Start of Records provided

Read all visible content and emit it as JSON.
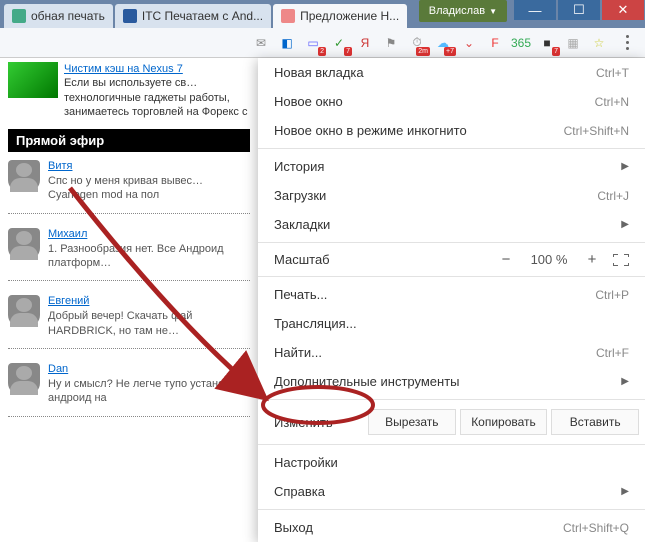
{
  "window": {
    "user": "Владислав",
    "tabs": [
      {
        "title": "обная печать"
      },
      {
        "title": "ITC Печатаем с And..."
      },
      {
        "title": "Предложение Н..."
      }
    ]
  },
  "toolbar_icons": [
    {
      "name": "mail-icon",
      "glyph": "✉",
      "color": "#888"
    },
    {
      "name": "cube-icon",
      "glyph": "◧",
      "color": "#06c"
    },
    {
      "name": "docs-icon",
      "glyph": "▭",
      "color": "#66f",
      "badge": "2"
    },
    {
      "name": "check-icon",
      "glyph": "✓",
      "color": "#393",
      "badge": "7"
    },
    {
      "name": "yandex-icon",
      "glyph": "Я",
      "color": "#c33"
    },
    {
      "name": "flag-icon",
      "glyph": "⚑",
      "color": "#888"
    },
    {
      "name": "timer-icon",
      "glyph": "⏱",
      "color": "#888",
      "badge": "2m"
    },
    {
      "name": "cloud-icon",
      "glyph": "☁",
      "color": "#5bf",
      "badge": "+7"
    },
    {
      "name": "pocket-icon",
      "glyph": "⌄",
      "color": "#d44"
    },
    {
      "name": "flip-icon",
      "glyph": "F",
      "color": "#e33"
    },
    {
      "name": "cal-icon",
      "glyph": "365",
      "color": "#3a5"
    },
    {
      "name": "note-icon",
      "glyph": "■",
      "color": "#333",
      "badge": "7"
    },
    {
      "name": "ext-icon",
      "glyph": "▦",
      "color": "#aaa"
    },
    {
      "name": "star-icon",
      "glyph": "☆",
      "color": "#cc3"
    }
  ],
  "content": {
    "news_link": "Чистим кэш на Nexus 7",
    "news_body": "Если вы используете св… технологичные гаджеты работы, занимаетесь торговлей на Форекс с",
    "section": "Прямой эфир",
    "comments": [
      {
        "user": "Витя",
        "text": "Спс но у меня кривая вывес… Cyanogen mod на пол"
      },
      {
        "user": "Михаил",
        "text": "1. Разнообразия нет. Все Андроид платформ…"
      },
      {
        "user": "Евгений",
        "text": "Добрый вечер! Скачать фай HARDBRICK, но там не…"
      },
      {
        "user": "Dan",
        "text": "Ну и смысл? Не легче тупо установить андроид на"
      }
    ]
  },
  "menu": {
    "new_tab": {
      "label": "Новая вкладка",
      "shortcut": "Ctrl+T"
    },
    "new_window": {
      "label": "Новое окно",
      "shortcut": "Ctrl+N"
    },
    "incognito": {
      "label": "Новое окно в режиме инкогнито",
      "shortcut": "Ctrl+Shift+N"
    },
    "history": {
      "label": "История"
    },
    "downloads": {
      "label": "Загрузки",
      "shortcut": "Ctrl+J"
    },
    "bookmarks": {
      "label": "Закладки"
    },
    "zoom": {
      "label": "Масштаб",
      "value": "100 %"
    },
    "print": {
      "label": "Печать...",
      "shortcut": "Ctrl+P"
    },
    "cast": {
      "label": "Трансляция..."
    },
    "find": {
      "label": "Найти...",
      "shortcut": "Ctrl+F"
    },
    "tools": {
      "label": "Дополнительные инструменты"
    },
    "edit": {
      "label": "Изменить",
      "cut": "Вырезать",
      "copy": "Копировать",
      "paste": "Вставить"
    },
    "settings": {
      "label": "Настройки"
    },
    "help": {
      "label": "Справка"
    },
    "exit": {
      "label": "Выход",
      "shortcut": "Ctrl+Shift+Q"
    }
  }
}
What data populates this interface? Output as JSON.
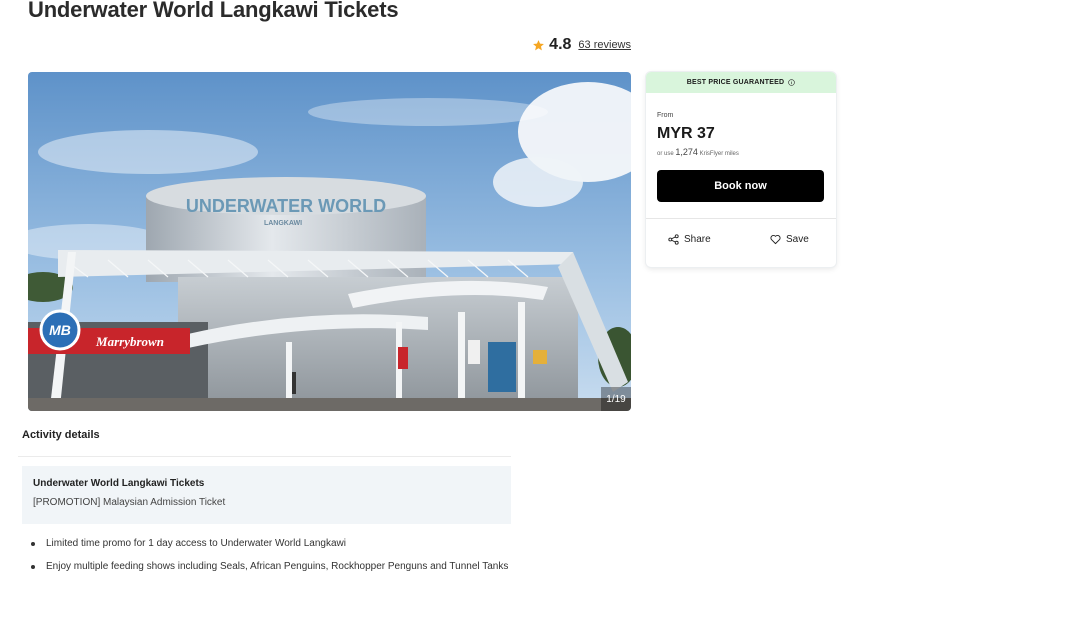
{
  "page": {
    "title": "Underwater World Langkawi Tickets"
  },
  "rating": {
    "score": "4.8",
    "reviews": "63 reviews",
    "star_color": "#f5a623",
    "icon": "star-icon"
  },
  "gallery": {
    "sign_text": "UNDERWATER WORLD",
    "sign_subtext": "LANGKAWI",
    "store_sign": "Marrybrown",
    "store_logo": "MB",
    "counter": "1/19"
  },
  "booking": {
    "banner": "BEST PRICE GUARANTEED",
    "banner_color": "#d9f5dc",
    "banner_icon": "info-icon",
    "from_label": "From",
    "price": "MYR 37",
    "miles_prefix": "or use",
    "miles_value": "1,274",
    "miles_suffix": "KrisFlyer miles",
    "book_label": "Book now",
    "share_label": "Share",
    "share_icon": "share-icon",
    "save_label": "Save",
    "save_icon": "heart-icon"
  },
  "details": {
    "heading": "Activity details",
    "package_name": "Underwater World Langkawi Tickets",
    "package_option": "[PROMOTION] Malaysian Admission Ticket",
    "bullets": [
      "Limited time promo for 1 day access to Underwater World Langkawi",
      "Enjoy multiple feeding shows including Seals, African Penguins, Rockhopper Penguns and Tunnel Tanks"
    ]
  }
}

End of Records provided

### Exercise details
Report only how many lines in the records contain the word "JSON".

### Your solution
2